California-based RadioFlag describes itself as “live social radio for a new generation of listeners.” The company, which launched in 2011, is adding international radio to its offerings and will also give call signs to stations that do not traditionally utilize them.
In the United States, the FCC typically assigns four call letters to radio stations, however, many countries around the world do not issue call signs.
RadioFlag prefers that international stations work with them to choose a call sign that fits the station’s branding objectives. The company offers three to five character call signs using a combination of both letters and/or numbers, and a three letter ISO country code will follow the new call sign.
For example, “Yona Ke Yona Radio” broadcasts from Johannesburg, South Africa, and brands itself as “Giving local music a platform, for unknown South African artists.” RadioFlag assigned the station call sign: YKY-ZAF.
RadioFlag will also add an “I” to call signs for international Internet stations, signaling that the station does not have a terrestrial signal, a method that they already employ for online-only stations in the U.S.
For example Scratch Radio, an online student radio station broadcasting from the campus of Birmingham City University, in Birmingham, U.K., has been issued the call sign iSCRA-GBR.
Reserving call signs for these stations also serves to secure call letters for U.S.-based college radio stations, many of which are losing their terrestrial signal due to funding cuts. Reserving call signs ensures that, should they be forced to broadcast online only, their station branding will continue.
“Live Radio is dynamic, stimulating and interactive, so I think by making international radio easily accessible to a global audience, we can help empower these DJs to better inform, educate, enlighten and entertain,” said Anthony Roman, founder and CEO.
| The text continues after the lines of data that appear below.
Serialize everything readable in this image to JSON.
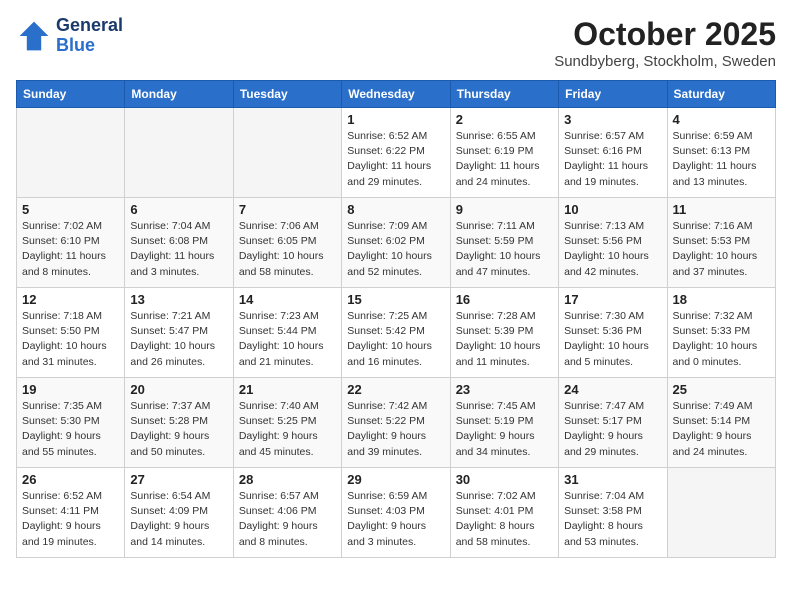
{
  "header": {
    "logo_line1": "General",
    "logo_line2": "Blue",
    "month": "October 2025",
    "location": "Sundbyberg, Stockholm, Sweden"
  },
  "weekdays": [
    "Sunday",
    "Monday",
    "Tuesday",
    "Wednesday",
    "Thursday",
    "Friday",
    "Saturday"
  ],
  "weeks": [
    [
      {
        "day": "",
        "info": ""
      },
      {
        "day": "",
        "info": ""
      },
      {
        "day": "",
        "info": ""
      },
      {
        "day": "1",
        "info": "Sunrise: 6:52 AM\nSunset: 6:22 PM\nDaylight: 11 hours\nand 29 minutes."
      },
      {
        "day": "2",
        "info": "Sunrise: 6:55 AM\nSunset: 6:19 PM\nDaylight: 11 hours\nand 24 minutes."
      },
      {
        "day": "3",
        "info": "Sunrise: 6:57 AM\nSunset: 6:16 PM\nDaylight: 11 hours\nand 19 minutes."
      },
      {
        "day": "4",
        "info": "Sunrise: 6:59 AM\nSunset: 6:13 PM\nDaylight: 11 hours\nand 13 minutes."
      }
    ],
    [
      {
        "day": "5",
        "info": "Sunrise: 7:02 AM\nSunset: 6:10 PM\nDaylight: 11 hours\nand 8 minutes."
      },
      {
        "day": "6",
        "info": "Sunrise: 7:04 AM\nSunset: 6:08 PM\nDaylight: 11 hours\nand 3 minutes."
      },
      {
        "day": "7",
        "info": "Sunrise: 7:06 AM\nSunset: 6:05 PM\nDaylight: 10 hours\nand 58 minutes."
      },
      {
        "day": "8",
        "info": "Sunrise: 7:09 AM\nSunset: 6:02 PM\nDaylight: 10 hours\nand 52 minutes."
      },
      {
        "day": "9",
        "info": "Sunrise: 7:11 AM\nSunset: 5:59 PM\nDaylight: 10 hours\nand 47 minutes."
      },
      {
        "day": "10",
        "info": "Sunrise: 7:13 AM\nSunset: 5:56 PM\nDaylight: 10 hours\nand 42 minutes."
      },
      {
        "day": "11",
        "info": "Sunrise: 7:16 AM\nSunset: 5:53 PM\nDaylight: 10 hours\nand 37 minutes."
      }
    ],
    [
      {
        "day": "12",
        "info": "Sunrise: 7:18 AM\nSunset: 5:50 PM\nDaylight: 10 hours\nand 31 minutes."
      },
      {
        "day": "13",
        "info": "Sunrise: 7:21 AM\nSunset: 5:47 PM\nDaylight: 10 hours\nand 26 minutes."
      },
      {
        "day": "14",
        "info": "Sunrise: 7:23 AM\nSunset: 5:44 PM\nDaylight: 10 hours\nand 21 minutes."
      },
      {
        "day": "15",
        "info": "Sunrise: 7:25 AM\nSunset: 5:42 PM\nDaylight: 10 hours\nand 16 minutes."
      },
      {
        "day": "16",
        "info": "Sunrise: 7:28 AM\nSunset: 5:39 PM\nDaylight: 10 hours\nand 11 minutes."
      },
      {
        "day": "17",
        "info": "Sunrise: 7:30 AM\nSunset: 5:36 PM\nDaylight: 10 hours\nand 5 minutes."
      },
      {
        "day": "18",
        "info": "Sunrise: 7:32 AM\nSunset: 5:33 PM\nDaylight: 10 hours\nand 0 minutes."
      }
    ],
    [
      {
        "day": "19",
        "info": "Sunrise: 7:35 AM\nSunset: 5:30 PM\nDaylight: 9 hours\nand 55 minutes."
      },
      {
        "day": "20",
        "info": "Sunrise: 7:37 AM\nSunset: 5:28 PM\nDaylight: 9 hours\nand 50 minutes."
      },
      {
        "day": "21",
        "info": "Sunrise: 7:40 AM\nSunset: 5:25 PM\nDaylight: 9 hours\nand 45 minutes."
      },
      {
        "day": "22",
        "info": "Sunrise: 7:42 AM\nSunset: 5:22 PM\nDaylight: 9 hours\nand 39 minutes."
      },
      {
        "day": "23",
        "info": "Sunrise: 7:45 AM\nSunset: 5:19 PM\nDaylight: 9 hours\nand 34 minutes."
      },
      {
        "day": "24",
        "info": "Sunrise: 7:47 AM\nSunset: 5:17 PM\nDaylight: 9 hours\nand 29 minutes."
      },
      {
        "day": "25",
        "info": "Sunrise: 7:49 AM\nSunset: 5:14 PM\nDaylight: 9 hours\nand 24 minutes."
      }
    ],
    [
      {
        "day": "26",
        "info": "Sunrise: 6:52 AM\nSunset: 4:11 PM\nDaylight: 9 hours\nand 19 minutes."
      },
      {
        "day": "27",
        "info": "Sunrise: 6:54 AM\nSunset: 4:09 PM\nDaylight: 9 hours\nand 14 minutes."
      },
      {
        "day": "28",
        "info": "Sunrise: 6:57 AM\nSunset: 4:06 PM\nDaylight: 9 hours\nand 8 minutes."
      },
      {
        "day": "29",
        "info": "Sunrise: 6:59 AM\nSunset: 4:03 PM\nDaylight: 9 hours\nand 3 minutes."
      },
      {
        "day": "30",
        "info": "Sunrise: 7:02 AM\nSunset: 4:01 PM\nDaylight: 8 hours\nand 58 minutes."
      },
      {
        "day": "31",
        "info": "Sunrise: 7:04 AM\nSunset: 3:58 PM\nDaylight: 8 hours\nand 53 minutes."
      },
      {
        "day": "",
        "info": ""
      }
    ]
  ]
}
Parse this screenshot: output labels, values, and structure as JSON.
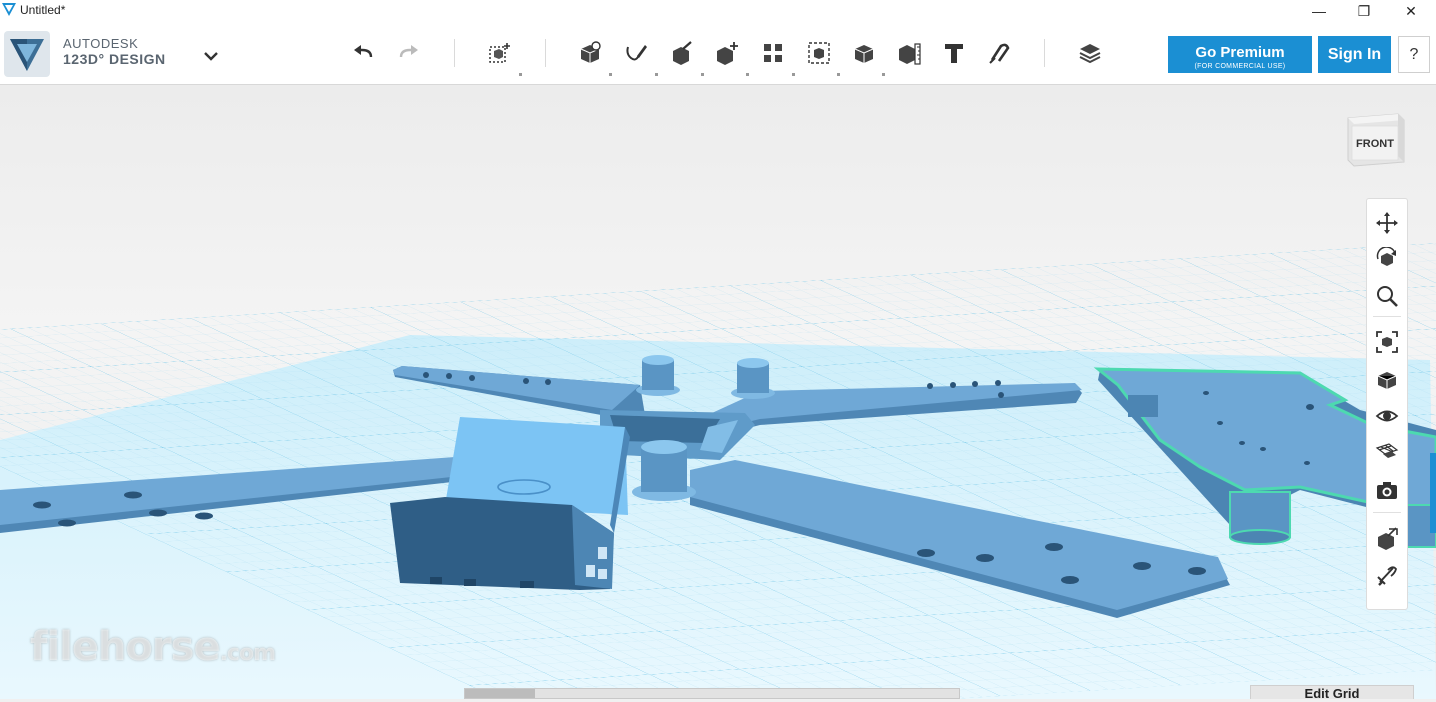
{
  "window": {
    "title": "Untitled*",
    "controls": {
      "minimize": "—",
      "maximize": "❐",
      "close": "✕"
    }
  },
  "brand": {
    "line1": "AUTODESK",
    "line2": "123D° DESIGN",
    "logo_icon": "autodesk-123d-logo",
    "menu_icon": "chevron-down-icon"
  },
  "toolbar": {
    "history": [
      "undo-icon",
      "redo-icon"
    ],
    "transform": [
      "transform-icon"
    ],
    "tools": [
      "primitives-icon",
      "sketch-icon",
      "construct-icon",
      "modify-icon",
      "pattern-icon",
      "grouping-icon",
      "combine-icon",
      "measure-icon",
      "text-icon",
      "snap-icon"
    ],
    "materials": [
      "materials-icon"
    ]
  },
  "account": {
    "premium_label": "Go Premium",
    "premium_sub": "(FOR COMMERCIAL USE)",
    "sign_in": "Sign In",
    "help": "?"
  },
  "viewcube": {
    "face": "FRONT"
  },
  "navigation": [
    "pan-icon",
    "orbit-icon",
    "zoom-icon",
    "fit-icon",
    "view-mode-icon",
    "visibility-icon",
    "grid-material-icon",
    "camera-icon",
    "selection-icon",
    "snapshot-icon"
  ],
  "grid": {
    "edit_label": "Edit Grid"
  },
  "watermark": {
    "brand": "filehorse",
    "suffix": ".com"
  },
  "colors": {
    "accent": "#1b8fd3",
    "part": "#5f9bc9",
    "part_dark": "#3b6f99",
    "part_light": "#8cc7ee",
    "grid": "#bfe8f6",
    "selection_glow": "#4dd9b0"
  }
}
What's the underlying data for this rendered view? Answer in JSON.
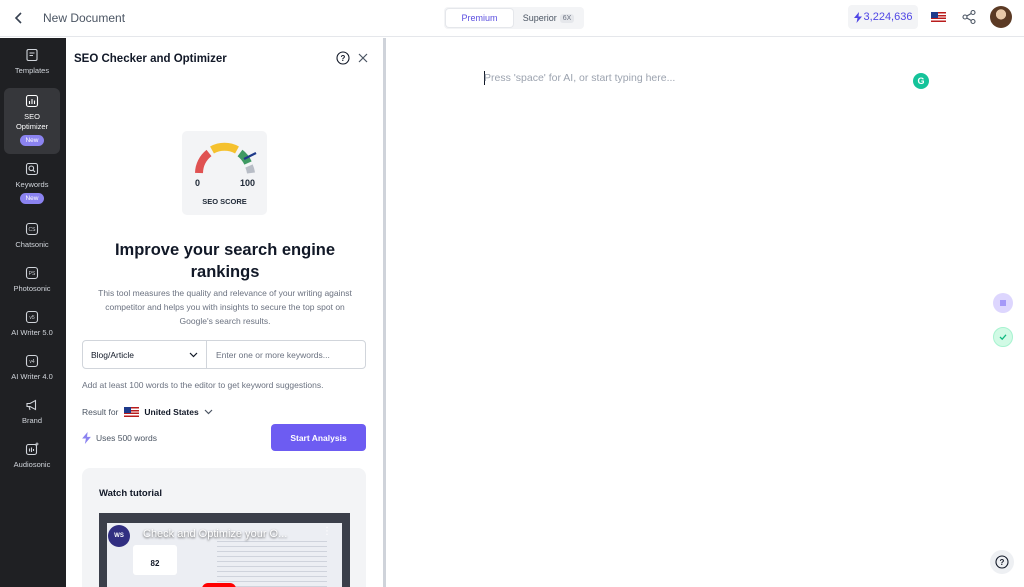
{
  "header": {
    "document_title": "New Document",
    "plans": [
      {
        "label": "Premium",
        "active": true
      },
      {
        "label": "Superior",
        "multiplier": "6X",
        "active": false
      }
    ],
    "credits": "3,224,636",
    "icons": [
      "back-icon",
      "lightning-icon",
      "us-flag-icon",
      "share-icon",
      "avatar"
    ]
  },
  "sidebar": {
    "items": [
      {
        "label": "Templates",
        "icon": "templates-icon"
      },
      {
        "label": "SEO Optimizer",
        "icon": "seo-chart-icon",
        "badge": "New",
        "active": true
      },
      {
        "label": "Keywords",
        "icon": "keywords-search-icon",
        "badge": "New"
      },
      {
        "label": "Chatsonic",
        "icon": "chatsonic-icon",
        "glyph": "CS"
      },
      {
        "label": "Photosonic",
        "icon": "photosonic-icon",
        "glyph": "PS"
      },
      {
        "label": "AI Writer 5.0",
        "icon": "ai-writer-5-icon",
        "glyph": "v5"
      },
      {
        "label": "AI Writer 4.0",
        "icon": "ai-writer-4-icon",
        "glyph": "v4"
      },
      {
        "label": "Brand",
        "icon": "megaphone-icon"
      },
      {
        "label": "Audiosonic",
        "icon": "audiosonic-icon"
      }
    ]
  },
  "seo_panel": {
    "title": "SEO Checker and Optimizer",
    "gauge": {
      "min_label": "0",
      "max_label": "100",
      "caption": "SEO SCORE"
    },
    "headline": "Improve your search engine rankings",
    "description": "This tool measures the quality and relevance of your writing against competitor and helps you with insights to secure the top spot on Google's search results.",
    "content_type": "Blog/Article",
    "keyword_placeholder": "Enter one or more keywords...",
    "hint": "Add at least 100 words to the editor to get keyword suggestions.",
    "result_for_label": "Result for",
    "country": "United States",
    "uses_label": "Uses 500 words",
    "start_button": "Start Analysis",
    "tutorial": {
      "title": "Watch tutorial",
      "video_title": "Check and Optimize your O...",
      "video_logo": "WS",
      "video_score": "82"
    }
  },
  "editor": {
    "placeholder": "Press 'space' for AI, or start typing here...",
    "grammarly_glyph": "G"
  },
  "colors": {
    "accent": "#6d5cf2",
    "sidebar_bg": "#1f2023",
    "gauge_red": "#e05252",
    "gauge_yellow": "#f5c12e",
    "gauge_green": "#3f9a63",
    "gauge_gray": "#b8bdc6"
  }
}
“We can’t wait to introduce listeners to international DJs and their local perspectives, which will surely open their ears to not only emerging artists and a fresh sound but also new cultures entirely.”
The app is currently available for the iPhone, Android, Blackberry and Windows Mobile. RadioFlag says that its BlackBerry release has been popular outside the U.S., with users tuning in and interacting with stations in both their home countries and in the U.S.